In the late spring and summer of 2000, the author, a State University of New York employee, served as expert witness for the Cayuga Indian Nation in their land claims suit against New York State. He wrote a historical narrative on the dispossession of the Cayu-gas and what had happened to these Indians since 1795, gave a deposition, and testified in federal district court in Syracuse. Despite working off state time and carefully following state laws and SUNY's procedures of financial disclosure, he soon found himselfsub-jected to repercussions caused by his testimony. When the federal district court decision awarded the Cayugas $247.8 million, the fallout from the case intensified. The present memoir has relevance not just to State University of New York employees but to all federal, state, county, and municipal employees. The issue goes beyond one professor's academic freedom to speak out to tell the truth, but to the First Amendment rights of all government-employed historians.
“Going Off the Reservation”: A Memoir
LAURENCE M. HAUPTMAN is SUNY Distinguished Professor of History at the State University of New York at New Paltz, where he has taught for thirty-two years. He is the author/editor of thirteen books in American Indian history. He has served as a historical consultant for the Adirondack Museum, New York State Museum, Rochester Museum and Science Center, as well as for the Cayuga, Mashantucket Pequot, Seneca, and Wisconsin Oneida Indian Nations. He was the expert witness on the Seneca Nation Settlement Act of 1990, testifying before committees of both houses of Congress. Hauptman is also a member of the state-wide Advisory Committee of the New York State Archives. In 2000, Hauptman was an expert witness in the Cayuga land claims case, the subject of the present article.

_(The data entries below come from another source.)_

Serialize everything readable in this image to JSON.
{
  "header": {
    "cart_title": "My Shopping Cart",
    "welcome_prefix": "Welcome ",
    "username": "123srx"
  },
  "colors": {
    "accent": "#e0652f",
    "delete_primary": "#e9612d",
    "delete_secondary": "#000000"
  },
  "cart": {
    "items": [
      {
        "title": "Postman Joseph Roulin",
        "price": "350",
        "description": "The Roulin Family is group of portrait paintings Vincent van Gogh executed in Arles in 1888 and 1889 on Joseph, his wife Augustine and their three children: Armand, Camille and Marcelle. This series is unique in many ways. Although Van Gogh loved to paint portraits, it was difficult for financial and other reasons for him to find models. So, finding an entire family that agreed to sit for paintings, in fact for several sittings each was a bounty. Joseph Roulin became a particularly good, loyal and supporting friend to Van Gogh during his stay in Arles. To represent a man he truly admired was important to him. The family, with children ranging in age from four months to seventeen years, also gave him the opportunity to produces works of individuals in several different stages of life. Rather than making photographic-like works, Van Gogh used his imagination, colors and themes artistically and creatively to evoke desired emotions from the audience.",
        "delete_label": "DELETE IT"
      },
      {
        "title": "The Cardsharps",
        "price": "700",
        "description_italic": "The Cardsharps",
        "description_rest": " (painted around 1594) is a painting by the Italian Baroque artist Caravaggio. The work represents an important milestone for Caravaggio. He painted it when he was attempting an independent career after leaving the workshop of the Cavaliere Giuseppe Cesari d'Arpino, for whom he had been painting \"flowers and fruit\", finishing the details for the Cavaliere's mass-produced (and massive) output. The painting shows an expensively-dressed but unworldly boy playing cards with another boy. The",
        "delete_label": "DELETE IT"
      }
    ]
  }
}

LAURENCE M. HAUPTMAN; “Going Off the Reservation”: A Memoir. The Public Historian 1 November 2003; 25 (4): 81–94. doi: https://doi.org/10.1525/tph.2003.25.4.81
Download citation file: